Now, being ambiguous or artistic in its approach, this actually means playing White Shadows will conjure a sense of nightmarish unease. Something akin to playing through Little Nightmares II, a title which it shares a lot in common. Allusion as opposed to outright depiction, which makes the warning upfront a little strange in that narrative specificity is mostly kept to minor background detail.
Speaking of background detail, the intricate dystopian city depicted mostly through lavishly detailed backdrops and side-scrolling transitional flourishes is truly wonderful. Especially in relation to architectural complexity, where you get a real sense that what you’re seeing is a very real place. The musical cues are all handled brilliantly too, which ties into the cinematic ambition on display.
White Shadows sells the locale and then some, and that sense of immersion and scope adds immeasurably to the darker and more sinister stuff on display. The way the camera zooms and pans and even uses things like suspended train carriages and other elements to inject momentary suspense and wonder, is commendable.
That said, the actual puzzles and platforming feels in service of an abstract cinematic journey, as opposed to being an integral part thereof. Puzzles are fairly rudimentary, drawing on staples of puzzle-platformers past, with very little in the way of anything new or revolutionary. Not that a solid platformer needs to be anything of the sort, again, there’s a disconnect here between the world and puzzles. Which unfortunately affects any sort of kinship formed between the player and the mysterious protagonist.
White Shadows sells the locale and then some, and that sense of immersion and scope adds immeasurably to the darker and more sinister stuff on display.

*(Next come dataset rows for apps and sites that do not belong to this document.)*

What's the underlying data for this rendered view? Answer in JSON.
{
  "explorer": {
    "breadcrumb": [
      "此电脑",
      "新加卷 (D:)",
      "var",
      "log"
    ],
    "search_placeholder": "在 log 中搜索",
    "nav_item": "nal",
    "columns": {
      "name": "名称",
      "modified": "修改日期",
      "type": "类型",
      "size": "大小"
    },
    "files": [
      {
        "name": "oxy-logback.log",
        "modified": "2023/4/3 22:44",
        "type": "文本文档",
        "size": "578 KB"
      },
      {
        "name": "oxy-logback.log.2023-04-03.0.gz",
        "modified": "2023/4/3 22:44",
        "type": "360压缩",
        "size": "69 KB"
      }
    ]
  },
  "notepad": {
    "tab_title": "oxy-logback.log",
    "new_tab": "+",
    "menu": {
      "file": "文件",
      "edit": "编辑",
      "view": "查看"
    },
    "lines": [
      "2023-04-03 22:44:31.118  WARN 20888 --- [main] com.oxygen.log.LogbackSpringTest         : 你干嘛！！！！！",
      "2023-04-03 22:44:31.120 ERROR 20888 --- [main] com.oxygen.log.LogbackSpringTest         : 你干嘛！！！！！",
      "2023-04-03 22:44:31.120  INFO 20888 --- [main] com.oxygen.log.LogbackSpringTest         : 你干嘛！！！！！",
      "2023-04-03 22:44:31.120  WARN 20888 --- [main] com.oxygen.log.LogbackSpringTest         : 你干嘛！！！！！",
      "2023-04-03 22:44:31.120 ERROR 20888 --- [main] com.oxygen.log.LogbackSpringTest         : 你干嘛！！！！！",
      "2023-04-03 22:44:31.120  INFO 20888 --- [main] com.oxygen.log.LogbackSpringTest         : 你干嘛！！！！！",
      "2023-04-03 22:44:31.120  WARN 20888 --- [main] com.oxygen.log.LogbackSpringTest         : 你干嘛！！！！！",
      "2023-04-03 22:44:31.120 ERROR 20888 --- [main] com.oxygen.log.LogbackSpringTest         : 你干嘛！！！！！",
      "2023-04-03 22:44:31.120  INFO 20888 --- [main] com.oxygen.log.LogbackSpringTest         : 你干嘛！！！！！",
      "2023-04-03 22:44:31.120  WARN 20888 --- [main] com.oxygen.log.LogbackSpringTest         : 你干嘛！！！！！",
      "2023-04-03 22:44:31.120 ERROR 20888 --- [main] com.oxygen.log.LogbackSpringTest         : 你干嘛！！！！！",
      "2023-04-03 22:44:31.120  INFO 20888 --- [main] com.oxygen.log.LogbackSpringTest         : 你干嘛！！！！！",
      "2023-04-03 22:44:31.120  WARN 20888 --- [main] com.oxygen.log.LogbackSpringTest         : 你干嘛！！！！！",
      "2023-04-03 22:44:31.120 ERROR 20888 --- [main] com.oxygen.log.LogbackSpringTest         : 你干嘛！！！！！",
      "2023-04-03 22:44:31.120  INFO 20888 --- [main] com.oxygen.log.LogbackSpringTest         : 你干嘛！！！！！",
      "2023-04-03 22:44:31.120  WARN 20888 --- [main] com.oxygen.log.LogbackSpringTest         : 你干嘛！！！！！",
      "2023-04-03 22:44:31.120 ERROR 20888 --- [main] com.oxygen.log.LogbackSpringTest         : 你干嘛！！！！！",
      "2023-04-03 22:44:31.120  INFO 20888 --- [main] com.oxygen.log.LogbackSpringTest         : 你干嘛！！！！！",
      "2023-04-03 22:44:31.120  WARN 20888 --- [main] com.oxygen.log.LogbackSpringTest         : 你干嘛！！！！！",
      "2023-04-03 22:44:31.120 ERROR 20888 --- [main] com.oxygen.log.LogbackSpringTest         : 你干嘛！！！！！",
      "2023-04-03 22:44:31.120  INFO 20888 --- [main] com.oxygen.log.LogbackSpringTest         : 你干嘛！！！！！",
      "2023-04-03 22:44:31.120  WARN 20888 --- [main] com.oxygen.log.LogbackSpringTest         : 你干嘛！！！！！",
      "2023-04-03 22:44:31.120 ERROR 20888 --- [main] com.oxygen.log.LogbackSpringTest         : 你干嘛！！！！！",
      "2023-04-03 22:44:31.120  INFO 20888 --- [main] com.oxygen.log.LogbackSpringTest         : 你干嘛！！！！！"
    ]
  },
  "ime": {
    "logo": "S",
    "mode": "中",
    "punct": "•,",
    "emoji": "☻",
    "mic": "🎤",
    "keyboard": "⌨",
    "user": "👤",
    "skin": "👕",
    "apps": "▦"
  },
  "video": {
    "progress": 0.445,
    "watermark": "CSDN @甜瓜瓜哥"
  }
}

When viewed through a cinematic lens, White Shadows becomes an easy experience to recommend. The wonderful art direction, cinematography, animation (for the most part) and other elements do come together to create a cohesive and visually surprising journey. There’s variety here, quite a bit of it considering the very short runtime. So even though it doesn’t quite emerge, fully formed, from the shadows of Limbo, Abe’s Odyssey, or Another World, White Shadows certainly makes its mark. However fleeting that might be.